Video: Pakistan floods 2010

Taimur Khan, reporting from Pakistan's worst flood affected regions in 2010, speaks to Claudia Charlton about the progress in delivering aid and the plight of stranded villagers and refugees.

And so last year Pakistan's worst flooding on record was predictably catastrophic. To be sure, even the best plans could not have stopped the weight of water that covered a fifth of the country, killed 2,000 people, and damaged or wrecked the homes and livelihoods of 20 million more. But proper plans - de-silting, earthworks, limits on deforestation, harmonised administration and the like - might have reduced the losses.

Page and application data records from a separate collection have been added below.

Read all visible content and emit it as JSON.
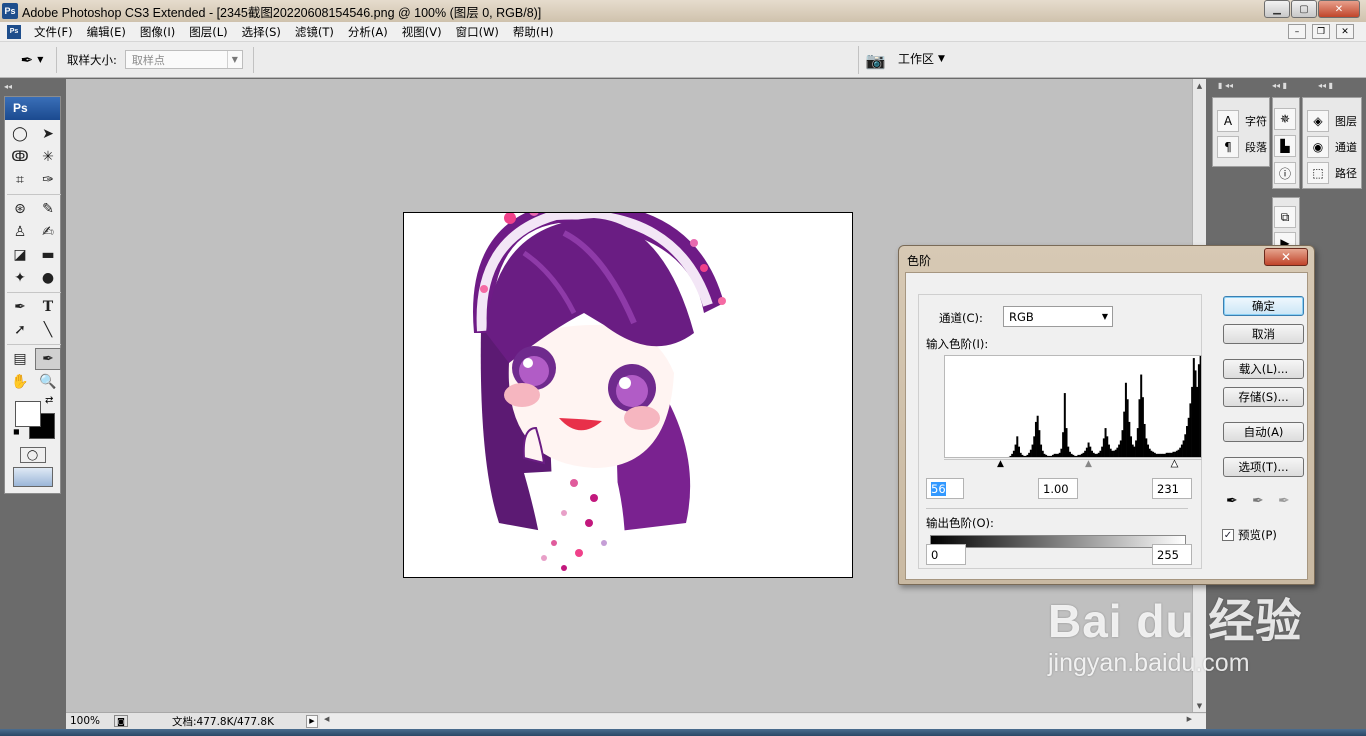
{
  "window": {
    "app_logo": "Ps",
    "title": "Adobe Photoshop CS3 Extended - [2345截图20220608154546.png @ 100% (图层 0, RGB/8)]",
    "minimize_icon": "minimize-icon",
    "maximize_icon": "maximize-icon",
    "close_icon": "close-icon"
  },
  "menubar": {
    "doc_icon": "Ps",
    "items": [
      "文件(F)",
      "编辑(E)",
      "图像(I)",
      "图层(L)",
      "选择(S)",
      "滤镜(T)",
      "分析(A)",
      "视图(V)",
      "窗口(W)",
      "帮助(H)"
    ]
  },
  "options": {
    "tool_icon": "eyedropper-icon",
    "sample_size_label": "取样大小:",
    "sample_size_value": "取样点",
    "workspace_label": "工作区"
  },
  "toolbox": {
    "badge": "Ps",
    "foreground_color": "#ffffff",
    "background_color": "#000000"
  },
  "panels": {
    "col1": [
      {
        "icon": "character-icon",
        "label": "字符"
      },
      {
        "icon": "paragraph-icon",
        "label": "段落"
      }
    ],
    "col3": [
      {
        "icon": "layers-icon",
        "label": "图层"
      },
      {
        "icon": "channels-icon",
        "label": "通道"
      },
      {
        "icon": "paths-icon",
        "label": "路径"
      }
    ]
  },
  "status": {
    "zoom": "100%",
    "doc_info": "文档:477.8K/477.8K"
  },
  "levels_dialog": {
    "title": "色阶",
    "channel_label": "通道(C):",
    "channel_value": "RGB",
    "input_label": "输入色阶(I):",
    "input_black": "56",
    "input_gamma": "1.00",
    "input_white": "231",
    "output_label": "输出色阶(O):",
    "output_black": "0",
    "output_white": "255",
    "buttons": {
      "ok": "确定",
      "cancel": "取消",
      "load": "载入(L)...",
      "save": "存储(S)...",
      "auto": "自动(A)",
      "options": "选项(T)..."
    },
    "preview_label": "预览(P)",
    "preview_checked": true,
    "histogram": [
      0,
      0,
      0,
      0,
      0,
      0,
      0,
      0,
      0,
      0,
      0,
      0,
      0,
      0,
      0,
      0,
      0,
      0,
      0,
      0,
      0,
      0,
      0,
      0,
      0,
      0,
      0,
      0,
      0,
      0,
      0,
      0,
      0,
      0,
      0,
      0,
      1,
      2,
      3,
      5,
      8,
      14,
      22,
      12,
      6,
      4,
      3,
      3,
      4,
      6,
      9,
      14,
      22,
      36,
      42,
      28,
      14,
      8,
      5,
      4,
      3,
      3,
      3,
      4,
      5,
      5,
      5,
      6,
      10,
      26,
      64,
      30,
      12,
      7,
      5,
      4,
      3,
      3,
      4,
      4,
      5,
      6,
      8,
      11,
      16,
      12,
      8,
      6,
      5,
      5,
      6,
      8,
      12,
      20,
      30,
      22,
      14,
      10,
      8,
      8,
      9,
      11,
      14,
      18,
      28,
      46,
      74,
      58,
      36,
      22,
      14,
      12,
      18,
      30,
      58,
      82,
      60,
      34,
      20,
      14,
      10,
      8,
      7,
      6,
      5,
      5,
      5,
      5,
      5,
      5,
      6,
      6,
      6,
      6,
      7,
      7,
      8,
      9,
      11,
      14,
      18,
      24,
      32,
      40,
      54,
      70,
      98,
      86,
      70,
      92,
      100,
      96
    ],
    "histogram_bin_count": 152
  },
  "watermark": {
    "main": "Bai du 经验",
    "sub": "jingyan.baidu.com"
  }
}
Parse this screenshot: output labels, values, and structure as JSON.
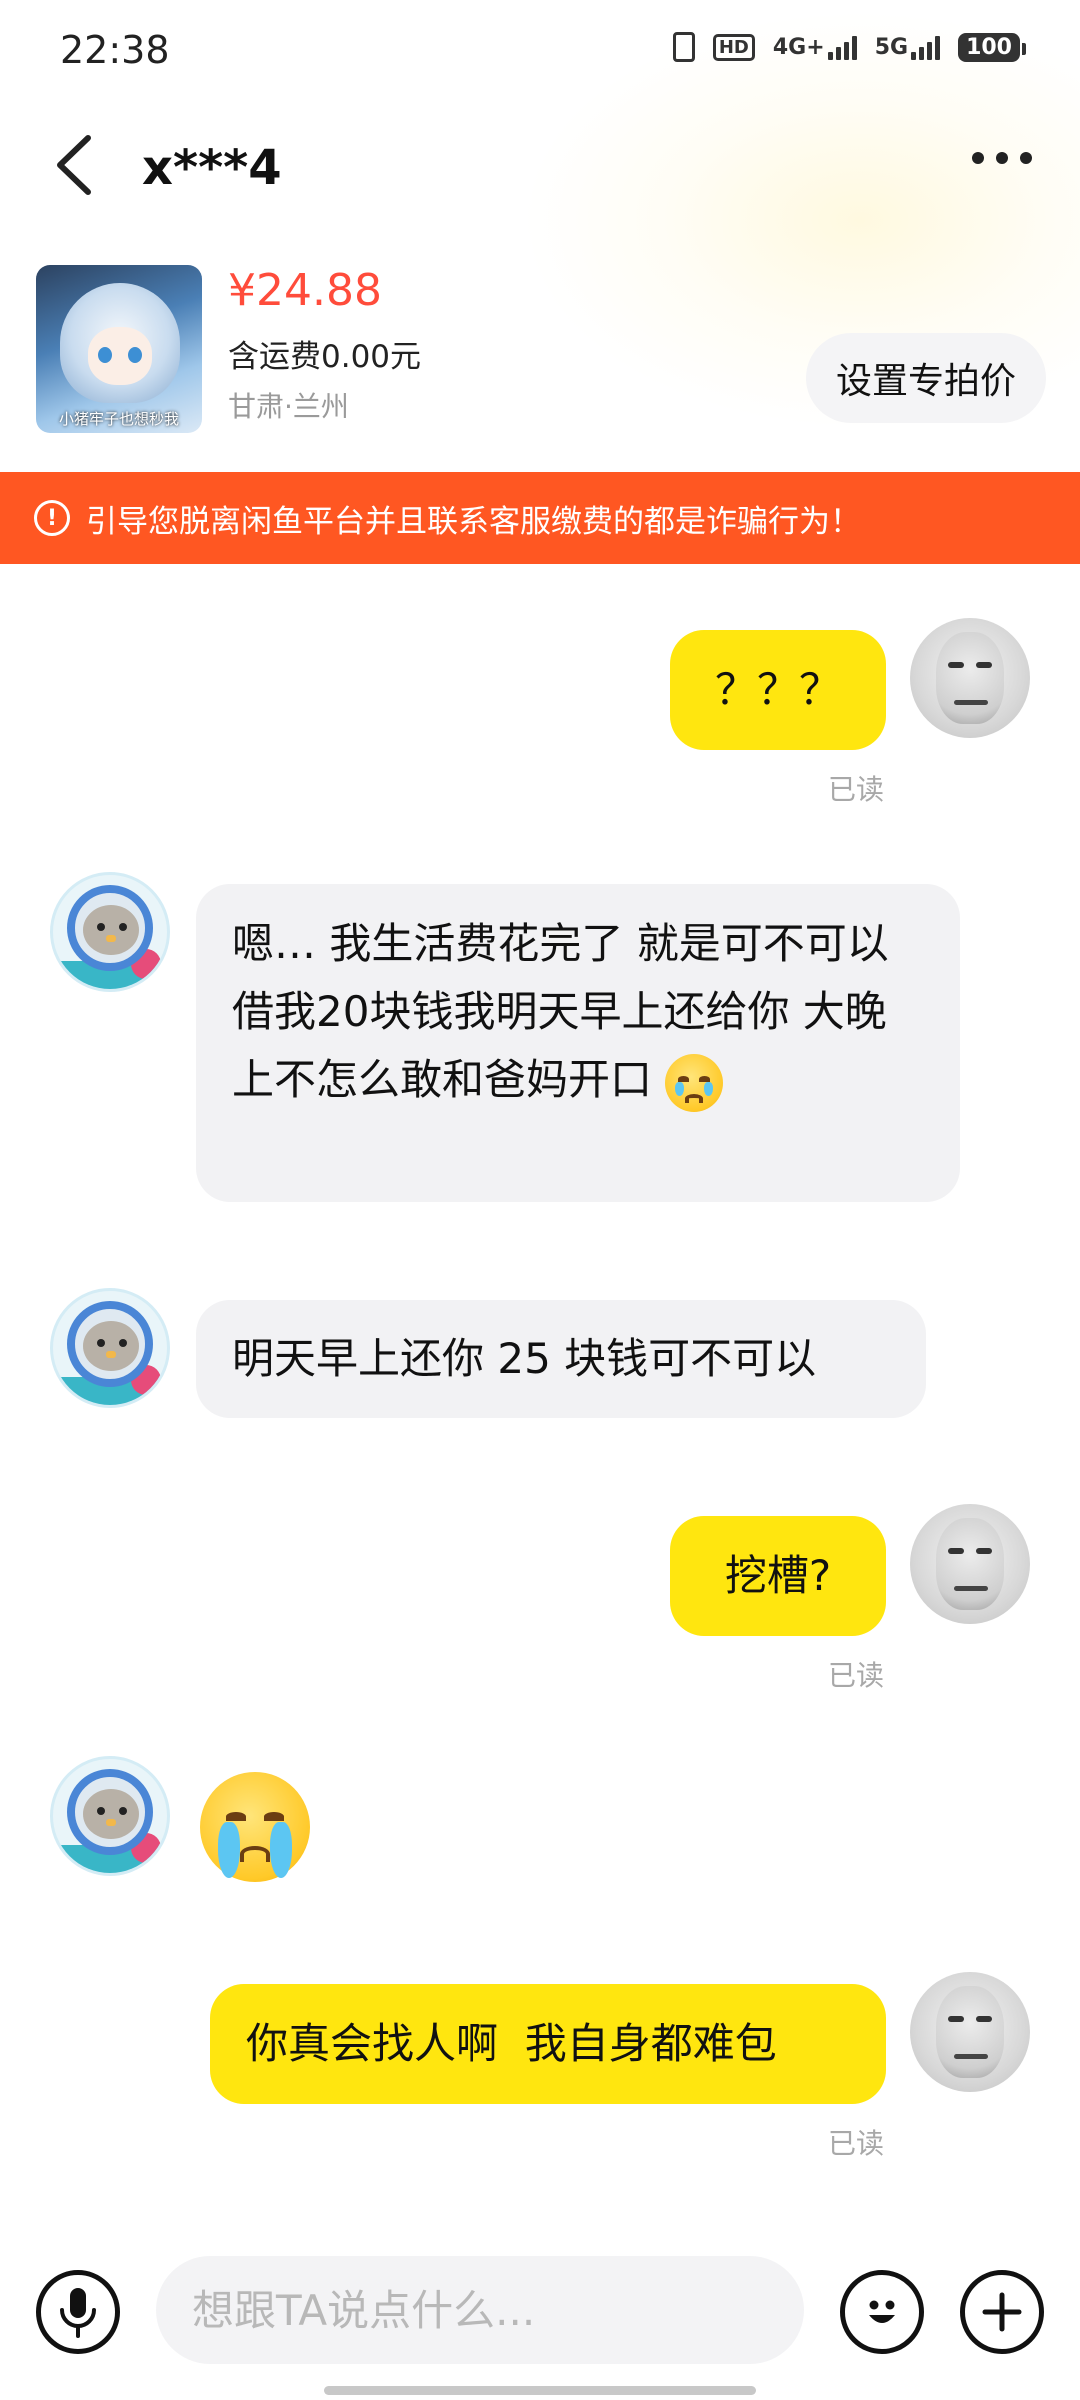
{
  "status_bar": {
    "time": "22:38",
    "hd": "HD",
    "network_4g": "4G+",
    "network_5g": "5G",
    "battery": "100"
  },
  "nav": {
    "title": "x***4"
  },
  "product": {
    "price": "¥24.88",
    "shipping": "含运费0.00元",
    "location": "甘肃·兰州",
    "thumb_caption": "小猪牢子也想秒我",
    "set_price_label": "设置专拍价"
  },
  "warning": {
    "icon": "!",
    "text": "引导您脱离闲鱼平台并且联系客服缴费的都是诈骗行为！"
  },
  "messages": [
    {
      "from": "me",
      "text": "？？？",
      "status": "已读"
    },
    {
      "from": "other",
      "text": "嗯… 我生活费花完了 就是可不可以借我20块钱我明天早上还给你 大晚上不怎么敢和爸妈开口",
      "emoji": "crying-face"
    },
    {
      "from": "other",
      "text": "明天早上还你 25 块钱可不可以"
    },
    {
      "from": "me",
      "text": "挖槽?",
      "status": "已读"
    },
    {
      "from": "other",
      "emoji": "loudly-crying-face"
    },
    {
      "from": "me",
      "text": "你真会找人啊  我自身都难包",
      "status": "已读"
    }
  ],
  "input": {
    "placeholder": "想跟TA说点什么..."
  },
  "colors": {
    "accent_yellow": "#ffe60f",
    "price_red": "#ff4c3b",
    "warning_orange": "#ff5722",
    "other_bubble": "#f2f2f4"
  }
}
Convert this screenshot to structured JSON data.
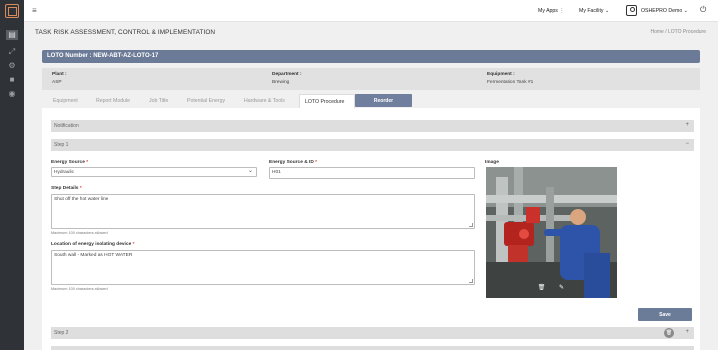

Now another heavy monsoon has arrived. Again rivers have risen, and while the toll is not as high as last year, it is bad enough: southern Sindh province is awash, with millions affected and hundreds dead.

Again the world's aid agencies are doing what they can, while the government … well, the central government's persistent failure to control and mitigate flooding is the most striking example we can imagine of what's wrong with Pakistan today.

A state that keeps failing to help its people cannot hope to command their loyalty. Recurring failure on this scale leaves a country wide open to radicalising factions eager to tempt young men into armed extremism.

National security, against natural disaster and outside foes alike, is the basic responsibility of any government. And while the Pakistani state has invested billions in weaponry, flood control remains the unloved orphan child of a sad tangle of jurisdictions.

To be sure, none of this is the fault of the rural people - 43 per cent of Pakistan's labour force is employed in agriculture - and aid donations are urgently needed. Neither "compassion fatigue" nor dismay at bad governance will help those people, but donations may - if they reach the needy. Last year foreign donors were concerned that aid would end up in politicians' pockets if routed through Islamabad.

There were also suggestions last year that powerful landlords diverted water into villages, with government acquiescence, to protect their own crops.

President Asif Ali Zardari dealt with last year's flood crisis by flying off to Europe. This year he has cancelled his UN trip. That's a start, but the government is still painfully far from serving Pakistan's people.